┌──
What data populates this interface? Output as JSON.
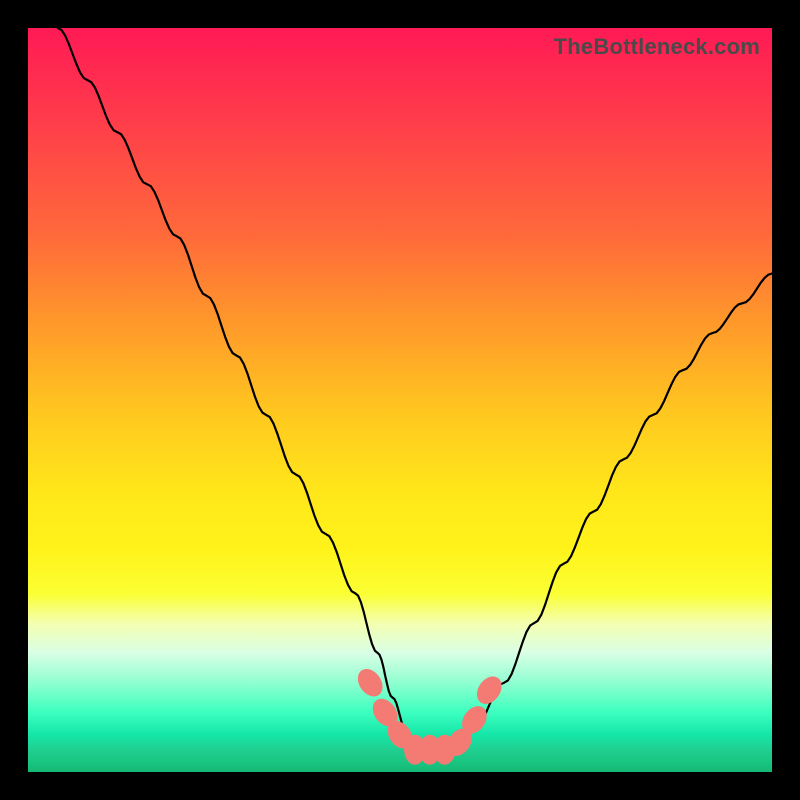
{
  "watermark": "TheBottleneck.com",
  "chart_data": {
    "type": "line",
    "title": "",
    "xlabel": "",
    "ylabel": "",
    "xlim": [
      0,
      100
    ],
    "ylim": [
      0,
      100
    ],
    "x": [
      4,
      8,
      12,
      16,
      20,
      24,
      28,
      32,
      36,
      40,
      44,
      47,
      49,
      51,
      53,
      55,
      57,
      60,
      64,
      68,
      72,
      76,
      80,
      84,
      88,
      92,
      96,
      100
    ],
    "values": [
      100,
      93,
      86,
      79,
      72,
      64,
      56,
      48,
      40,
      32,
      24,
      16,
      10,
      5,
      3,
      2,
      3,
      6,
      12,
      20,
      28,
      35,
      42,
      48,
      54,
      59,
      63,
      67
    ],
    "markers": {
      "x": [
        46,
        48,
        50,
        52,
        54,
        56,
        58,
        60,
        62
      ],
      "values": [
        12,
        8,
        5,
        3,
        3,
        3,
        4,
        7,
        11
      ],
      "color": "#f47a74",
      "size": 12
    }
  }
}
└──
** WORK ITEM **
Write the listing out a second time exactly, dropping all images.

** SOLUTION TO THIS EXERCISE **
What data populates this interface? Output as JSON.
{
  "watermark": "TheBottleneck.com",
  "chart_data": {
    "type": "line",
    "title": "",
    "xlabel": "",
    "ylabel": "",
    "xlim": [
      0,
      100
    ],
    "ylim": [
      0,
      100
    ],
    "x": [
      4,
      8,
      12,
      16,
      20,
      24,
      28,
      32,
      36,
      40,
      44,
      47,
      49,
      51,
      53,
      55,
      57,
      60,
      64,
      68,
      72,
      76,
      80,
      84,
      88,
      92,
      96,
      100
    ],
    "values": [
      100,
      93,
      86,
      79,
      72,
      64,
      56,
      48,
      40,
      32,
      24,
      16,
      10,
      5,
      3,
      2,
      3,
      6,
      12,
      20,
      28,
      35,
      42,
      48,
      54,
      59,
      63,
      67
    ],
    "markers": {
      "x": [
        46,
        48,
        50,
        52,
        54,
        56,
        58,
        60,
        62
      ],
      "values": [
        12,
        8,
        5,
        3,
        3,
        3,
        4,
        7,
        11
      ],
      "color": "#f47a74",
      "size": 12
    }
  }
}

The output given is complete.